Tonight we’re settin’ the woods on fire.”
The first time I heard that song was with my mom, dad and another couple, as we had gone out to eat. I was eight years old at the time. Going out to eat was something my family seldom did. It was Saturday night, and we were eating at Bert and Finn’s Truck Stop just a bit north of Shelburn, Indiana. You can see my family had fancy dining habits if and when we ate out. Yes, Bert and Finn’s Truck Stop.
I remember that song being played constantly on the jukebox. My mom made some comment about it and the man from the other couple commented on how a number of folks must like the song because it was number one last week on the TV show Your Hit Parade. Now you surely don’t remember that show; Snooky Lanson, Gisele MacKenzie and Dorothy Collins. With the Russell Arms orchestra.
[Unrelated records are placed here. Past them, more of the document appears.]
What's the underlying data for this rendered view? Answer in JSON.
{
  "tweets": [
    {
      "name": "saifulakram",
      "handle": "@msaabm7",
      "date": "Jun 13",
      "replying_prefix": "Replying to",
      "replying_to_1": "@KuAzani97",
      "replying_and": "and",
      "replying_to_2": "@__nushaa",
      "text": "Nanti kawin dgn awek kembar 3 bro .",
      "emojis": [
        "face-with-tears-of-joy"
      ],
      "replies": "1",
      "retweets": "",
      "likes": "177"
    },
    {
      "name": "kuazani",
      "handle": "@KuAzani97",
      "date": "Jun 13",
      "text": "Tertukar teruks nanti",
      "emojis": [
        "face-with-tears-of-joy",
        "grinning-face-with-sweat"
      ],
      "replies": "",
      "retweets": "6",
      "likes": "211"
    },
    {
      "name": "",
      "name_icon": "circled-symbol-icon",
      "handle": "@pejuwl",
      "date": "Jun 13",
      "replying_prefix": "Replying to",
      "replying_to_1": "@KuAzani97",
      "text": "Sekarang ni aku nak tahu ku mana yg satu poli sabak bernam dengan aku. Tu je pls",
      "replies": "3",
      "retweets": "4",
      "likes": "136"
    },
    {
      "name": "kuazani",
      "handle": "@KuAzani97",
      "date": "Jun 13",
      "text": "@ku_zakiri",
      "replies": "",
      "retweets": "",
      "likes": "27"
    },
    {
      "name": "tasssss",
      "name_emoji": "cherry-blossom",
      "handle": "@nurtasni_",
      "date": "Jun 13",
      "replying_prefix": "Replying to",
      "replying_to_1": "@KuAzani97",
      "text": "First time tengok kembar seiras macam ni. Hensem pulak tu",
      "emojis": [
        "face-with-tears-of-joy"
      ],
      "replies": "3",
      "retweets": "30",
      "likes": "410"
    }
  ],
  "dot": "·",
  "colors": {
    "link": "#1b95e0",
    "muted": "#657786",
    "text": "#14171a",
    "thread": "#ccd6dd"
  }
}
But what I most remember about that evening was not the evening of dining out, but what had taken place earlier. On that day, my older brother, Daren, seventeen years old, had left the train station in Terre Haute, going to Lackland Air Force Base in Texas, to begin his basic training. The other couple also had put their son, Dean, on that same train headed to the same location. It was the time of the Korean War. I call that war the forgotten war. Sadly, too many do not remember that time or the cost of lives.
Now, as an adult I realize going out to eat was not the main reason for us being together that evening. I think two families wanted company, wanted to be together in like situations. I was a young child at the time, and when I think back to that day, I think it was the first time in my life I cried. I mean really cried over something that hurt, other than bumps and bruises.
I look at my grandchildren today and wonder what it is they will cry over? That day, two couples were wanting support and to share in their sadness.
“Pity the man who falls and has no one to pick him up.”
August 28, 2012